*Information*
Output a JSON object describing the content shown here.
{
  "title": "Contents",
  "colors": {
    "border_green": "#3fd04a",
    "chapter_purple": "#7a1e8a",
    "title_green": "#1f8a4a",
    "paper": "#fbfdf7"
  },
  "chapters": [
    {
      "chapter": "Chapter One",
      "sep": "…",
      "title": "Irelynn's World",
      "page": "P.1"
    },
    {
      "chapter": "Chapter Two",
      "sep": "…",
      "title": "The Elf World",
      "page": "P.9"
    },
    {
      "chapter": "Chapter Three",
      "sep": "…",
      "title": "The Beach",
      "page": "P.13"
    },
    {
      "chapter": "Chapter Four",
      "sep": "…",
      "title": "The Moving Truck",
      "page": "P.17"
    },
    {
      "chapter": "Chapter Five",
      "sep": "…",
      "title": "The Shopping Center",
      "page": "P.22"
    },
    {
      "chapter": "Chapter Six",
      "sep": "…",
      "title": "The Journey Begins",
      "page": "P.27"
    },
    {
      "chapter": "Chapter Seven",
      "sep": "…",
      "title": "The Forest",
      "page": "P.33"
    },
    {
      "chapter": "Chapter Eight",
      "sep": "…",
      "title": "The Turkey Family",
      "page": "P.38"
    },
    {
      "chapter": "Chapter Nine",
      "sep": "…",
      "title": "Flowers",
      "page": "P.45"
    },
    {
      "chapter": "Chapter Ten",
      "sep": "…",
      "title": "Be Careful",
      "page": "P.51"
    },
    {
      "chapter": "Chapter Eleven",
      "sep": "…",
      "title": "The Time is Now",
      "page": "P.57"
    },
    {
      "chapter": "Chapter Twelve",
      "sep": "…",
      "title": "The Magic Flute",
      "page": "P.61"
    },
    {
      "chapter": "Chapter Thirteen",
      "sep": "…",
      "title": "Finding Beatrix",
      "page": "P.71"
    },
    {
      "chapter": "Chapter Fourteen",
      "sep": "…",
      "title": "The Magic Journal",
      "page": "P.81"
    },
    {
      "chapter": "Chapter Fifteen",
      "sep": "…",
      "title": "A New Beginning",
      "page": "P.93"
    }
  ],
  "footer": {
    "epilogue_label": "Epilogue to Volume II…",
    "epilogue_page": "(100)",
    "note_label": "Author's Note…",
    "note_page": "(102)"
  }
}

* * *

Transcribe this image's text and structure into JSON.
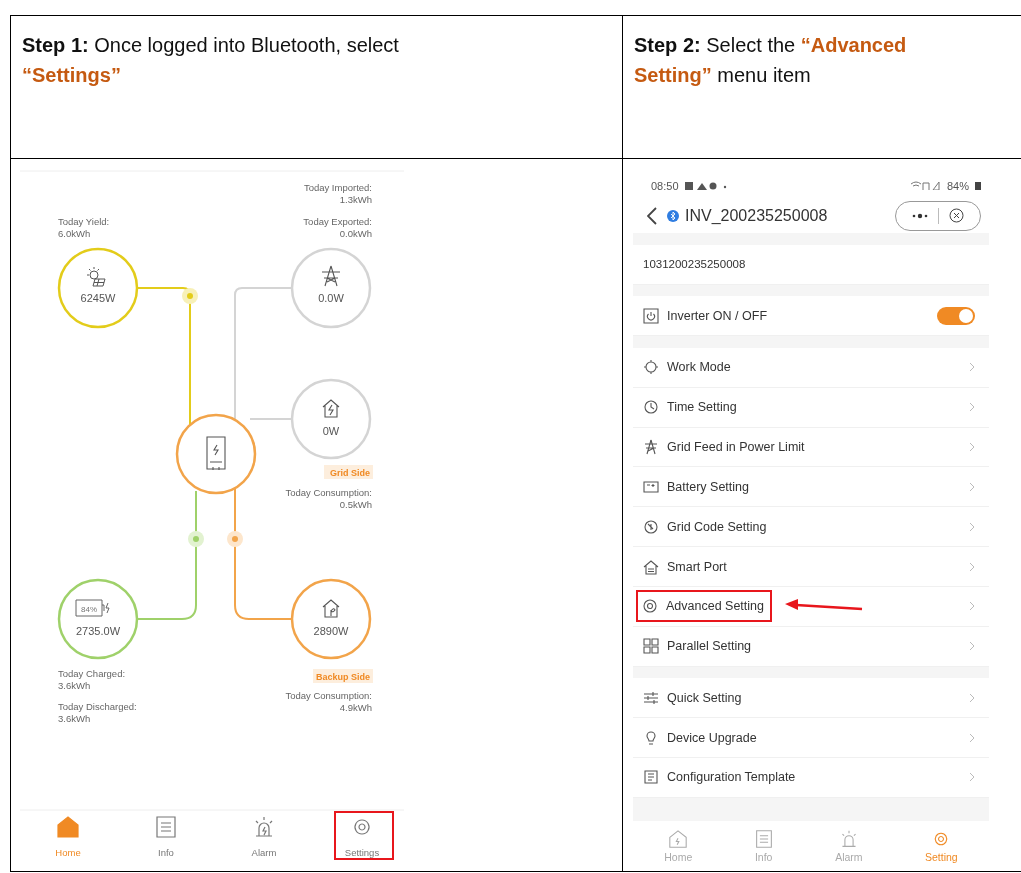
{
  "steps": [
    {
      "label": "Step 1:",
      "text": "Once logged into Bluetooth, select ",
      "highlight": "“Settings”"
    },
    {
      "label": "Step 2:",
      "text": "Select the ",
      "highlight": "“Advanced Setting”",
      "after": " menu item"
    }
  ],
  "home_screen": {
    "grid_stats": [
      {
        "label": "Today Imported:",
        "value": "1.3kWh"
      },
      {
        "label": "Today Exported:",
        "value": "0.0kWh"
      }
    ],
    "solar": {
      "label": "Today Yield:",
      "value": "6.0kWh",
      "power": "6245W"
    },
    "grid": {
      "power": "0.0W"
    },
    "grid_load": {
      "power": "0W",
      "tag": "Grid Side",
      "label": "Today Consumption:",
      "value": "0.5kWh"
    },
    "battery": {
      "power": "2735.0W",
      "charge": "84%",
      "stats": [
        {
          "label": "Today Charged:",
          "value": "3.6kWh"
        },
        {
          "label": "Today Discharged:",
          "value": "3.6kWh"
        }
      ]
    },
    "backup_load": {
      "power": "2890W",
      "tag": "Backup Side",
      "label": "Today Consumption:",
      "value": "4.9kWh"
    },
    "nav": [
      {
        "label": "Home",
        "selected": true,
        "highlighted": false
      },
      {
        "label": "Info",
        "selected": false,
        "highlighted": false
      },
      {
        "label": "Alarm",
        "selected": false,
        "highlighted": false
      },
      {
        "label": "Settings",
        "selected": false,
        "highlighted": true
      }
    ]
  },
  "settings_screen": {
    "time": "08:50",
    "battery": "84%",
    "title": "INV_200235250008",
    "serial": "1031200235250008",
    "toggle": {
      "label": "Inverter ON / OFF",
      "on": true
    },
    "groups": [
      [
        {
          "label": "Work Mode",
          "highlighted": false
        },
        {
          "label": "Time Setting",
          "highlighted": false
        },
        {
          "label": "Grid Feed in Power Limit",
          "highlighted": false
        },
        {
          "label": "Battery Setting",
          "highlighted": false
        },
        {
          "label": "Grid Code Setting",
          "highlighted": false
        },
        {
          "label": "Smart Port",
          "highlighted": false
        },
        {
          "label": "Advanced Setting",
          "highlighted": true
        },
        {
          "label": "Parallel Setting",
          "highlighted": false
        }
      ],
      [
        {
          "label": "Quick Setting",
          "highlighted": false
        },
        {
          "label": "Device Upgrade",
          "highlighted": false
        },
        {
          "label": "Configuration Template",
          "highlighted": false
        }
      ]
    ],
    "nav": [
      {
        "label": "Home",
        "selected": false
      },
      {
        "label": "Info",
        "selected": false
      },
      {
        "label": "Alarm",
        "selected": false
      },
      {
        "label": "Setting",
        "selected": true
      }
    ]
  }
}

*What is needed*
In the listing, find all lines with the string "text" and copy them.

*Output of the task*
Transcribe this image's text and structure into JSON.
      "text": "Once logged into Bluetooth, select ",
      "text": "Select the ",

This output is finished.